-------- Record extracts --------
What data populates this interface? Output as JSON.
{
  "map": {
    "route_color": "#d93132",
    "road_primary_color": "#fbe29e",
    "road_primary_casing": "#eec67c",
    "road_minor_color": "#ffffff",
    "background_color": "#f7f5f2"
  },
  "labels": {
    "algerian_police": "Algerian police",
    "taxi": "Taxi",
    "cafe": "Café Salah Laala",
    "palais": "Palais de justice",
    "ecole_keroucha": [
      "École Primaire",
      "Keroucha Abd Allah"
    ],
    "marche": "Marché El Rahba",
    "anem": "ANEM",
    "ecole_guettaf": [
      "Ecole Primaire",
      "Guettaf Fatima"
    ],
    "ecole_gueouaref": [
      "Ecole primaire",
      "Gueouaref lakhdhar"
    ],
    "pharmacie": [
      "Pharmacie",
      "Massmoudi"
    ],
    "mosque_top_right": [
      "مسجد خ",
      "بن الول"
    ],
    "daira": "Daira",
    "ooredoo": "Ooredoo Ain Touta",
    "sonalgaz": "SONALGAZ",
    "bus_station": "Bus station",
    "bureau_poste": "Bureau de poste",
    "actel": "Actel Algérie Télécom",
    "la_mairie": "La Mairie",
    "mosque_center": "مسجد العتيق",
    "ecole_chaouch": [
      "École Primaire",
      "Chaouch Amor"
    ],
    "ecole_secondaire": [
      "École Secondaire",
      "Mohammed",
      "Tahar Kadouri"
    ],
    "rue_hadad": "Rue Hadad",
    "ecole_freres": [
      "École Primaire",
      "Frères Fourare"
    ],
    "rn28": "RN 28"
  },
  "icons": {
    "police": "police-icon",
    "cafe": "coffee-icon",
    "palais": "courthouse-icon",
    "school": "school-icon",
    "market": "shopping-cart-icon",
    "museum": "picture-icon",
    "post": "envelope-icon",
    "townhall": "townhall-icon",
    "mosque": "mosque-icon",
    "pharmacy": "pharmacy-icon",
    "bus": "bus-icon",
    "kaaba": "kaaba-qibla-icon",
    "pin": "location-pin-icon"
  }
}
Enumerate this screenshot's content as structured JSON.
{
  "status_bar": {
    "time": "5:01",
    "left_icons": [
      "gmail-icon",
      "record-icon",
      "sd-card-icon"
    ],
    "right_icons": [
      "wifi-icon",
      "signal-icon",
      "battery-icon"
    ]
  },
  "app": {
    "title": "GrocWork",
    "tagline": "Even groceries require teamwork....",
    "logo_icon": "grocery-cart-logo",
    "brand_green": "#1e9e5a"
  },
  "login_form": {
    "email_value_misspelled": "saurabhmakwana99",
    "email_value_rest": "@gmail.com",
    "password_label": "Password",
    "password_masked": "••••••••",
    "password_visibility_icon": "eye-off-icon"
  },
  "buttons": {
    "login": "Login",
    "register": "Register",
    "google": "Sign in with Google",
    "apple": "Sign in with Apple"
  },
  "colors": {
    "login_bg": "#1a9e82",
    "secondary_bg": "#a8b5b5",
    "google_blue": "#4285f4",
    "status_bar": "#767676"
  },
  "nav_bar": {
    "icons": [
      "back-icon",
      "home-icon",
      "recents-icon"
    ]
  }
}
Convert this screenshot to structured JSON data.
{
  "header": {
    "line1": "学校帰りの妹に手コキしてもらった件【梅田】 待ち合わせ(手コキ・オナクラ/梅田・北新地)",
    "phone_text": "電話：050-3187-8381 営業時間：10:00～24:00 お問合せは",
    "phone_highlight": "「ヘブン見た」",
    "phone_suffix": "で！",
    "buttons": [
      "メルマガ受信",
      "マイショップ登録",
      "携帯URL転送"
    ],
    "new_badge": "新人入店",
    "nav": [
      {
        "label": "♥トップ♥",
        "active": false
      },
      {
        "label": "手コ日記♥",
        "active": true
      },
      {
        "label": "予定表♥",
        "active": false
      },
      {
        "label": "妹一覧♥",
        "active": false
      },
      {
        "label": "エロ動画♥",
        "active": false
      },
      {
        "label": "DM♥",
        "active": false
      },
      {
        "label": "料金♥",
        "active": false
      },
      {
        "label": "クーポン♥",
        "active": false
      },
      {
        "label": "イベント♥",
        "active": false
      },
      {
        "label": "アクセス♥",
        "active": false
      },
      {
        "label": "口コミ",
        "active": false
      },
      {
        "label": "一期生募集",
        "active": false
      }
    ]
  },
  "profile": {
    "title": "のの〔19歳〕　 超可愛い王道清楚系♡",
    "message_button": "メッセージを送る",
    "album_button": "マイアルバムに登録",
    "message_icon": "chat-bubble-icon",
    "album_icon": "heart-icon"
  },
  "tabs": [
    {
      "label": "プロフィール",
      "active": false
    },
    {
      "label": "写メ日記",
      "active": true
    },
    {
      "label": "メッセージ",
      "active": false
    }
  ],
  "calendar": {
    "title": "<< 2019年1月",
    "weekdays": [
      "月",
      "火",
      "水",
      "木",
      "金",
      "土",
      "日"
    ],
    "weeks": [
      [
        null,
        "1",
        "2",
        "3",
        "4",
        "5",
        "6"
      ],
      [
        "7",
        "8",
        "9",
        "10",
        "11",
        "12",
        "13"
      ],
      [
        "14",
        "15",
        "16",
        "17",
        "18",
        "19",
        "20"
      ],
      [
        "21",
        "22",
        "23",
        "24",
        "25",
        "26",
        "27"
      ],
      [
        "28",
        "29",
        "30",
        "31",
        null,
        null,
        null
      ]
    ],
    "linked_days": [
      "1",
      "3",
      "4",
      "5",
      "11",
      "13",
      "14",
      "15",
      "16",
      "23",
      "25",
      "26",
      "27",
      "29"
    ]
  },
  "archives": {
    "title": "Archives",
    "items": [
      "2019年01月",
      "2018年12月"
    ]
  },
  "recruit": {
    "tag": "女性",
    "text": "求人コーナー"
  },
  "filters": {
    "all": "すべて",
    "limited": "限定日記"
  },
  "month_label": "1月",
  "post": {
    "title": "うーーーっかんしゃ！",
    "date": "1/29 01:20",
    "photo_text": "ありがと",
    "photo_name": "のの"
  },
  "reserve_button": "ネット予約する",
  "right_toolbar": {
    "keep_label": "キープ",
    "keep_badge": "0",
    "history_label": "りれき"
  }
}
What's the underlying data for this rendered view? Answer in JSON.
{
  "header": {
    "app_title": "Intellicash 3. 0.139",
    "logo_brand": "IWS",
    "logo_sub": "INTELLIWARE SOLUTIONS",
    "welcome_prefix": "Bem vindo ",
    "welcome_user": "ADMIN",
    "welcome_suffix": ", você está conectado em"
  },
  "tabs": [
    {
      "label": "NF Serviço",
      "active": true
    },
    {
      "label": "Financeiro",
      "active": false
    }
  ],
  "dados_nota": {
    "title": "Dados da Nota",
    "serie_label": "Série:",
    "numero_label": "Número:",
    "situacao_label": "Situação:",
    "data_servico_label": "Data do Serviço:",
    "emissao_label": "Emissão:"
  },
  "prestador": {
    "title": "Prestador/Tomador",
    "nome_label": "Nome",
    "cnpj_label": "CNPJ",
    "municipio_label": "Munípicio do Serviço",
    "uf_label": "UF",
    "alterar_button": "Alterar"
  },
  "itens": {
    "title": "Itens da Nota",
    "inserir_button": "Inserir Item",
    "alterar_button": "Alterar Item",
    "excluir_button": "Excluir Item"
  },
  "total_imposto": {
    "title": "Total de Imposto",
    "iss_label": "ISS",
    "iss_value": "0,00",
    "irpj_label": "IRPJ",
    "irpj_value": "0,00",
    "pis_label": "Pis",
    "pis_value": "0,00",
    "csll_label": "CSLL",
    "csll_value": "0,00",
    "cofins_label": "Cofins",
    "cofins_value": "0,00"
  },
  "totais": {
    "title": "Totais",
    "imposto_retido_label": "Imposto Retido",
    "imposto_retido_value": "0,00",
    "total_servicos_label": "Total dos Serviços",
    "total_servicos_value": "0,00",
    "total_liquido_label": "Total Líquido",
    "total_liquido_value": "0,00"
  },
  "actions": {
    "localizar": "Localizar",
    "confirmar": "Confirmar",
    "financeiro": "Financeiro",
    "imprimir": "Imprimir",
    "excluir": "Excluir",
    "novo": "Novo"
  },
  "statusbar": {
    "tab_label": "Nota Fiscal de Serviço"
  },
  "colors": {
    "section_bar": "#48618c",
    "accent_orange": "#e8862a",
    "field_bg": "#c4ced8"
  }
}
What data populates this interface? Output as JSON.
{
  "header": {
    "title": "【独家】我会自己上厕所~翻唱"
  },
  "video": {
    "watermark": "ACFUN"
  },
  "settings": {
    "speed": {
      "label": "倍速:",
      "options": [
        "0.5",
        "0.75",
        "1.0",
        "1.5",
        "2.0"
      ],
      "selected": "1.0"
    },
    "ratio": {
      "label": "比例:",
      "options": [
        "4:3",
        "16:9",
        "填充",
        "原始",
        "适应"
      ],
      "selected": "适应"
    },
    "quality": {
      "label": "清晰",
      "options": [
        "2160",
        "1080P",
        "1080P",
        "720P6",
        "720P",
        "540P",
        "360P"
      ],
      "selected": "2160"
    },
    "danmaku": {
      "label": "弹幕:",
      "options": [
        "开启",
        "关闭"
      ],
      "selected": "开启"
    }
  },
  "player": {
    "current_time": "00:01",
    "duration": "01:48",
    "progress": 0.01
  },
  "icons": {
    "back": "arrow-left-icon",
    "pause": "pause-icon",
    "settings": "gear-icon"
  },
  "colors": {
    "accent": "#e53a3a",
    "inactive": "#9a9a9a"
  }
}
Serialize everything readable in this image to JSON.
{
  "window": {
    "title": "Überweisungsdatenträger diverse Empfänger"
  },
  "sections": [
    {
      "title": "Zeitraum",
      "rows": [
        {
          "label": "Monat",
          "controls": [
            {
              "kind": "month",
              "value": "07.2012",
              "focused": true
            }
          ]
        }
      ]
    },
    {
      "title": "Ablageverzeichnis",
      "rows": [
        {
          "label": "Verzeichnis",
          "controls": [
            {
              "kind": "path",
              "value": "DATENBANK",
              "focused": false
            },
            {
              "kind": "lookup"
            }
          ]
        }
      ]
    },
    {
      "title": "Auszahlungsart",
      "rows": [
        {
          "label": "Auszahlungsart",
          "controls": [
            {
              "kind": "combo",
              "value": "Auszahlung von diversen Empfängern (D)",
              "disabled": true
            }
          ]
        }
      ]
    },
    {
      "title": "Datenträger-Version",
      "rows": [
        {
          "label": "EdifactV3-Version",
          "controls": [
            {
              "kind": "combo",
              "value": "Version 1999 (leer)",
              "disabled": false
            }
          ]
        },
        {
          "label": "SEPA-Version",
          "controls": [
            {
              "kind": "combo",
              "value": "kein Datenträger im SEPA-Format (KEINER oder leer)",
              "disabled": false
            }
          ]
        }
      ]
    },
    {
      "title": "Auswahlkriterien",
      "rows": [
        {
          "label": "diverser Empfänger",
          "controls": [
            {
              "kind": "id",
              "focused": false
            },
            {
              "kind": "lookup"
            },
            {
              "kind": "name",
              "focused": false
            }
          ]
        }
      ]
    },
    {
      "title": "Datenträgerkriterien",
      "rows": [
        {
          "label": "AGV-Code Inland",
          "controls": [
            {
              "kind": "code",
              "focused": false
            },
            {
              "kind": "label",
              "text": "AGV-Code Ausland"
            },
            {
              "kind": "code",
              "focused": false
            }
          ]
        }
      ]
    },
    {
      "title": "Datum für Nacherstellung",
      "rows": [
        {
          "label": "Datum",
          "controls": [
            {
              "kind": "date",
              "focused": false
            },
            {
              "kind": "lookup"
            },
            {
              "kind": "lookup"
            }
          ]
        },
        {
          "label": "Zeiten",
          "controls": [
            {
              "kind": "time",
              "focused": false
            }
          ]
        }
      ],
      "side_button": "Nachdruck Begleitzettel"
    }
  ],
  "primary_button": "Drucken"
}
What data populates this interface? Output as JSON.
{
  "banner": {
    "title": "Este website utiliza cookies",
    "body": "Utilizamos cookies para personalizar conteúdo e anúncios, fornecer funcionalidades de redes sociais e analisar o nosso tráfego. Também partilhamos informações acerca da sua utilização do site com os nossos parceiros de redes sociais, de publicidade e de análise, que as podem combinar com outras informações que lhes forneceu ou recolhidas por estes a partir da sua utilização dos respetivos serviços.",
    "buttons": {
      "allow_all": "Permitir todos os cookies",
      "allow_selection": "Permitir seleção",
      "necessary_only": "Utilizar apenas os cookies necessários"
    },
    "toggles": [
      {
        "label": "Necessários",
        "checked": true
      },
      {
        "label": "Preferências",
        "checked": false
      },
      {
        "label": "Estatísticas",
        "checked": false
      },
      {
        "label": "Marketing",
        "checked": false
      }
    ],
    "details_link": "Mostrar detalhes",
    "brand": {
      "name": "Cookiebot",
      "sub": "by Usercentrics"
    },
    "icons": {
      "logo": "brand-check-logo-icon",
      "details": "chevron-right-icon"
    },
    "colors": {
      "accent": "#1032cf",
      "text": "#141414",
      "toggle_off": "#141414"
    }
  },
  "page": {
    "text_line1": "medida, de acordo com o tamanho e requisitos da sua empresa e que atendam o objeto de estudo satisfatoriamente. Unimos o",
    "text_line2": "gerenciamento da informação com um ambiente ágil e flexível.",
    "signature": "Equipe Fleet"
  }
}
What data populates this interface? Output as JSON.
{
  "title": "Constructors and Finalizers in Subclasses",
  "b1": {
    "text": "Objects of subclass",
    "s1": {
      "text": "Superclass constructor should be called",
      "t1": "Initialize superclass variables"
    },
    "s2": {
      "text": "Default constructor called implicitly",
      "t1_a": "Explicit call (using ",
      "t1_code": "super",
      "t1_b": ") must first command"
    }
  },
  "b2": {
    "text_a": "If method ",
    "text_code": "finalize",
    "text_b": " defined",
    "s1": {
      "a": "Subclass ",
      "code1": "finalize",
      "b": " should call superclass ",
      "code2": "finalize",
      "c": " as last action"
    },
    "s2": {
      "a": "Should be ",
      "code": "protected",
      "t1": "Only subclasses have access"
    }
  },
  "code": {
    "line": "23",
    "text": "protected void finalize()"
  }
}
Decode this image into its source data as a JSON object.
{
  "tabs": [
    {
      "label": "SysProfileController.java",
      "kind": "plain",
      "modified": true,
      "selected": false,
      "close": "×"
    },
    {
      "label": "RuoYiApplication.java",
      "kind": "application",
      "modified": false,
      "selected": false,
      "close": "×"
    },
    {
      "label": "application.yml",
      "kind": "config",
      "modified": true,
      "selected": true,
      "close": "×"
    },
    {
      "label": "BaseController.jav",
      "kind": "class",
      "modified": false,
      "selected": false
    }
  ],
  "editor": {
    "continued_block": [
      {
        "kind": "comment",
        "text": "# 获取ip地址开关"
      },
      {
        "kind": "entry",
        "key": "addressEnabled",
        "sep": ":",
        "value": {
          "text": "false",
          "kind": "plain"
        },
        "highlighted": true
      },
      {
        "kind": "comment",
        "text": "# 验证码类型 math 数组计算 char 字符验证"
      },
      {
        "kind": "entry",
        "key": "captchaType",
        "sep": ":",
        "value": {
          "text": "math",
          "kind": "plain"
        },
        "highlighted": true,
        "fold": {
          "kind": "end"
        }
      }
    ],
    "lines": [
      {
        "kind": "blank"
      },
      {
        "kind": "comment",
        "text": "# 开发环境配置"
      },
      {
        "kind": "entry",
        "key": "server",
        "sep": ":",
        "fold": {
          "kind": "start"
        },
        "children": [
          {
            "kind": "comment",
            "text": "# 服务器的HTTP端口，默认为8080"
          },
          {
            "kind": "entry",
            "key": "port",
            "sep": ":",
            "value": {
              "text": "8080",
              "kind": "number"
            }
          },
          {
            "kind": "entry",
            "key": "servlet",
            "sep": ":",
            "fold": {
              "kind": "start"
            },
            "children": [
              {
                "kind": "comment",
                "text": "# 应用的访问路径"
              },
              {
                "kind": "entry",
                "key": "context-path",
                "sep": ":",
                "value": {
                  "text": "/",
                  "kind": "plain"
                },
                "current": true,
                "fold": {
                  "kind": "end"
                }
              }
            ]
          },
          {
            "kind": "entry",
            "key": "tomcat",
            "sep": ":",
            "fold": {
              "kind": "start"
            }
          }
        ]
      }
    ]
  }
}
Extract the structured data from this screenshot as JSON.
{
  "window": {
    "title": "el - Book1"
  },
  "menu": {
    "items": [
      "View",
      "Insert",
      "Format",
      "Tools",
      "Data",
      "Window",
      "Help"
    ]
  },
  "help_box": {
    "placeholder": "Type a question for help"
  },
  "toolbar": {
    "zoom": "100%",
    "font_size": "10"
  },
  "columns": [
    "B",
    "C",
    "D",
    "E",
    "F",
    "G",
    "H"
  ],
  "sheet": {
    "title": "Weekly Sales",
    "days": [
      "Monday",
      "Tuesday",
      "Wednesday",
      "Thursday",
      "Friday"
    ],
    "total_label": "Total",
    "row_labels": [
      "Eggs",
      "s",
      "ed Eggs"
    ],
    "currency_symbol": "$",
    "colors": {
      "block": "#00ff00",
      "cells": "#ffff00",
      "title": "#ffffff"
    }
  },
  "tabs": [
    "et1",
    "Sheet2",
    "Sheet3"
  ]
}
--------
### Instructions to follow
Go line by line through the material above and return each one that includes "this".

### Result
What data populates this interface? Output as JSON.
Enumerate this screenshot's content as structured JSON.
Convert this screenshot to structured JSON data.
What's the underlying data for this rendered view? Answer in JSON.
What data populates this interface? Output as JSON.
Serialize everything readable in this image to JSON.
What data populates this interface? Output as JSON.
What data populates this interface? Output as JSON.
Decode this image into its source data as a JSON object.
Extract the structured data from this screenshot as JSON.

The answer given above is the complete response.